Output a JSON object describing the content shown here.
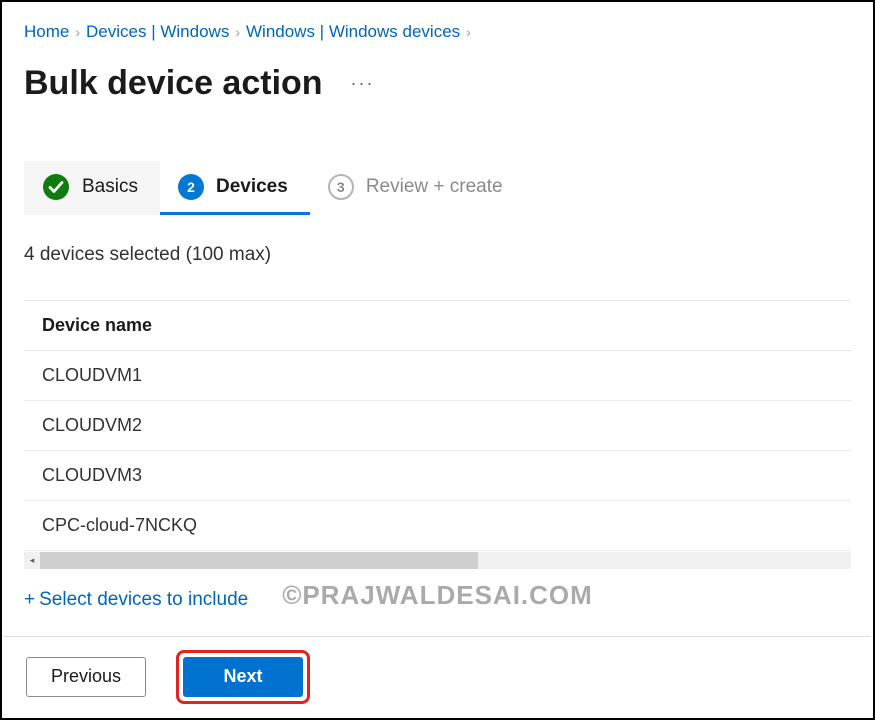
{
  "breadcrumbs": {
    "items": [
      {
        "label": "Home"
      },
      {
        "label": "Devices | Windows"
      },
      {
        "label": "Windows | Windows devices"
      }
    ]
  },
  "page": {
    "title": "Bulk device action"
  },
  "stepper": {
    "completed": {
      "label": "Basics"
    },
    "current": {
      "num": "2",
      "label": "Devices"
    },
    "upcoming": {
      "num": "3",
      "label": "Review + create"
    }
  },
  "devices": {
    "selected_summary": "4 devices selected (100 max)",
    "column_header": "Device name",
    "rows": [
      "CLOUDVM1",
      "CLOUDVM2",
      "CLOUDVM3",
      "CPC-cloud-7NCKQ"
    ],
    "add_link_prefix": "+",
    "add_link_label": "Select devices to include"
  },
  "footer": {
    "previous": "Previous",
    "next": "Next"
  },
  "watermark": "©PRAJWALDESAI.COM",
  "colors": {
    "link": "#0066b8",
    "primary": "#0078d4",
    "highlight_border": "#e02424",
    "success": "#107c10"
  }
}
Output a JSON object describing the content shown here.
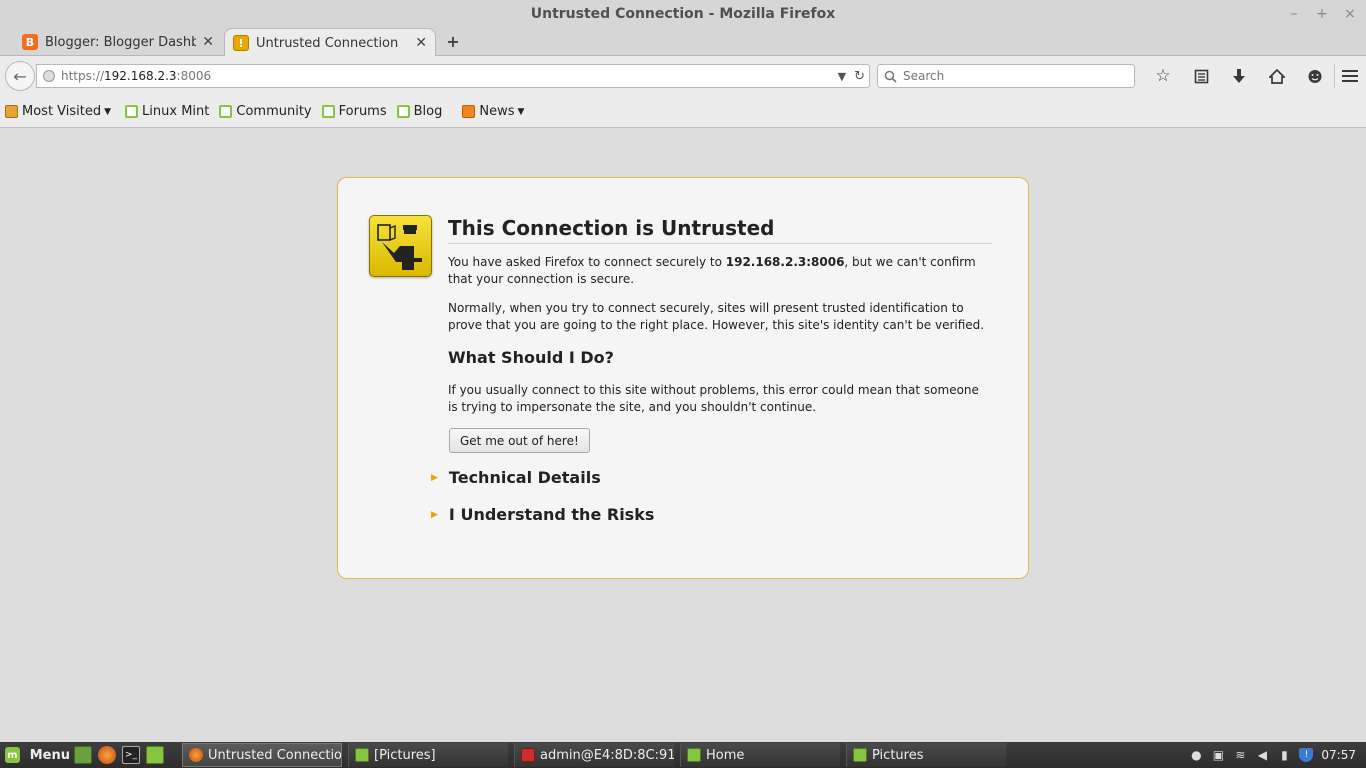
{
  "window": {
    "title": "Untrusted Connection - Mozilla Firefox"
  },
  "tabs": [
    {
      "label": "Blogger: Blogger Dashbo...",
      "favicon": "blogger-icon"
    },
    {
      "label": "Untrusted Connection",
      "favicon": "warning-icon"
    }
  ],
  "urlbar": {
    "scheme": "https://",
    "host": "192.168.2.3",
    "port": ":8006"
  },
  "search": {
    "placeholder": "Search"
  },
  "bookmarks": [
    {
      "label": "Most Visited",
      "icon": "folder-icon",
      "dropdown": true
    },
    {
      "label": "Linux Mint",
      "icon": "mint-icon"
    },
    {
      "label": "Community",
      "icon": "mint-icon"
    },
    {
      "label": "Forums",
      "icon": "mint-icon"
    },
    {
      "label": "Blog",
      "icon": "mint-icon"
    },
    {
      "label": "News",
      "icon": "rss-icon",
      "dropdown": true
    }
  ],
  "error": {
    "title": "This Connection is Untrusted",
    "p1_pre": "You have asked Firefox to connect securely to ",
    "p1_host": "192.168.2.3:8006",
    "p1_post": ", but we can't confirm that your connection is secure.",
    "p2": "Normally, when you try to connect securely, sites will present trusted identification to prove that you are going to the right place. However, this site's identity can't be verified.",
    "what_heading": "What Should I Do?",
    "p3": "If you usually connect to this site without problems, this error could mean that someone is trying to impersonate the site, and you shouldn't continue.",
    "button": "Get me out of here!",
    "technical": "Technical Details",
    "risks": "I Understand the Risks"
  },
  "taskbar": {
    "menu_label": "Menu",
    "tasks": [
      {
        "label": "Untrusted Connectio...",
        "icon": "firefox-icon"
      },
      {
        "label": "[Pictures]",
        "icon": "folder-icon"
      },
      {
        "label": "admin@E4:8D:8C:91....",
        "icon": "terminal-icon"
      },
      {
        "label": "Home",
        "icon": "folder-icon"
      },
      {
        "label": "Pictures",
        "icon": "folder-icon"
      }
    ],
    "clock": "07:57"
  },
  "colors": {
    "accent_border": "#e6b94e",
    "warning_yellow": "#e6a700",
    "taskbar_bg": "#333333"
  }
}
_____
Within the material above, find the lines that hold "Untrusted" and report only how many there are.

4